Some auto makers and parts suppliers reacted to Thursday's announcement with alarm. The Motor Equipment Manufacturers Association, the chief automotive components supplier trade group, said the new tariffs would endanger jobs and raise costs.
A lobby representing foreign auto and parts makers in the U.S. also criticized the move and linked it to a broader White House agenda of "risky renegotiations" for Nafta and other trade deals. "The Administration's decision to impose substantial steel and aluminum tariffs will harm the U.S. auto industry," John Bozzella, CEO of the Association of Global Automakers, said in a statement.
Not all auto makers signaled immediate opposition to the announcement. General Motors Co., which buys 90% of its steel from U.S. suppliers, said in a statement that it was reviewing the details but "support[s] trade policies that enable U.S. manufacturers to win and grow jobs in the U.S., and at the same time succeed in global markets."
Meanwhile, farm groups feared Mr. Trump's move would invite retaliation against U.S. crop exports, after China recently raised the prospect of tariffs on sorghum, a grain used in livestock feed.

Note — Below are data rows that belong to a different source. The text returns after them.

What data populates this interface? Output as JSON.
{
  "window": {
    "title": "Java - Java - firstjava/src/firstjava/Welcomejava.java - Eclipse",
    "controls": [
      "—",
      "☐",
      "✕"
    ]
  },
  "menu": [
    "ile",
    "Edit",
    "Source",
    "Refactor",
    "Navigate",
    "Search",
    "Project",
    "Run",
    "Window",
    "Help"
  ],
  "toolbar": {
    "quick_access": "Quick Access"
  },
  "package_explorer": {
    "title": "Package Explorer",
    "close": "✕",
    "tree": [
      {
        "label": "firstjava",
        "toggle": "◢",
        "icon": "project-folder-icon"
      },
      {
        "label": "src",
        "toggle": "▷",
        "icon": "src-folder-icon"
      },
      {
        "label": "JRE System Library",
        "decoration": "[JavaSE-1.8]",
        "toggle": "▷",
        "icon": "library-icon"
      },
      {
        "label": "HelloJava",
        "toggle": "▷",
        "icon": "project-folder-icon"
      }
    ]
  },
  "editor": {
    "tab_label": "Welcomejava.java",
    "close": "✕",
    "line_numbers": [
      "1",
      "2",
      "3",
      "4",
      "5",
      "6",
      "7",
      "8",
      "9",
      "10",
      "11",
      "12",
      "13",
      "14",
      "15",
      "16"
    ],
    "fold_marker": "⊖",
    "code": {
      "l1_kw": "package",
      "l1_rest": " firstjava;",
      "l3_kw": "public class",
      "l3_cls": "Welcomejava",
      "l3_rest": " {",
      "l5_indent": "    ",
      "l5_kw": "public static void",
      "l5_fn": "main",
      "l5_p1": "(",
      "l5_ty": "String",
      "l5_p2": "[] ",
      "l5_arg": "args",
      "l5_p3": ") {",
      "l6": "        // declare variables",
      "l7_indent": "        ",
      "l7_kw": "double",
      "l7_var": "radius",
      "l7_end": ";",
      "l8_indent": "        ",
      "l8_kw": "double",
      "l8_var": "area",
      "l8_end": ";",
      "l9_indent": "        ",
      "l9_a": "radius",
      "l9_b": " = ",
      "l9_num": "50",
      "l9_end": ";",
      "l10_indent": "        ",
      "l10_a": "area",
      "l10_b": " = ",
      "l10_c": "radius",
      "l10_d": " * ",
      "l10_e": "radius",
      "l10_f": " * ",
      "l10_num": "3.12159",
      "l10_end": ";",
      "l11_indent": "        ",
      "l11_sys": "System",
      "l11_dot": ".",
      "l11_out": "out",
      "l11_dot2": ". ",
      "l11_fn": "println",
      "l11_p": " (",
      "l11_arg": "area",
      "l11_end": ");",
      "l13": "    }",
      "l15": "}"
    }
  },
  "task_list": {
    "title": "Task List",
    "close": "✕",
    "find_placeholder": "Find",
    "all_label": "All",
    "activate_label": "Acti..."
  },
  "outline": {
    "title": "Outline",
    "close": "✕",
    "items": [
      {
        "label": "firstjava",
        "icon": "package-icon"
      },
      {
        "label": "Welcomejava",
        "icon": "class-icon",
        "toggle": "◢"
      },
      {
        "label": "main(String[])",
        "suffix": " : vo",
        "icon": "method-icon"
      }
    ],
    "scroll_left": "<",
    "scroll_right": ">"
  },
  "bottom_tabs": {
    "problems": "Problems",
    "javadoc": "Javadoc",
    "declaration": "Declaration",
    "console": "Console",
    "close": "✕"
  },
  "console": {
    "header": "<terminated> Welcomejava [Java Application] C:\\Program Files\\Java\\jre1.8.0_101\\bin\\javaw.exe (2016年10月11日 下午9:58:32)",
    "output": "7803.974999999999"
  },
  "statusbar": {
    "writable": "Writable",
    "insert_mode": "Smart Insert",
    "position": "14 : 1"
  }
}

"These [steel and aluminum] tariffs are very likely to accelerate a tit-for-tat approach on trade, putting U.S. agricultural exports in the crosshairs," said Brian Kuehl, executive director of Farmers for Free Trade, a Montana-based group set up to defend U.S. agricultural exports.
The farm group said a U.S.-Mexico dispute over trucking rules in the late 1990s led Mexico to place tariffs on U.S. apples, cheese and wine, while China placed a steep duty on chicken parts imported from the U.S. after tariffs in 2009 were placed onto Chinese tire imports.
"The agriculture sector knows from experience that our ag exports are the first to be hit by retaliation," Mr. Kuehl said.
--Doug Cameron, Jacob Bunge and Chester Dawson contributed to this article.
(END) Dow Jones Newswires
March 01, 2018 17:17 ET (22:17 GMT)Copyright (c) 2018 Dow Jones & Company, Inc.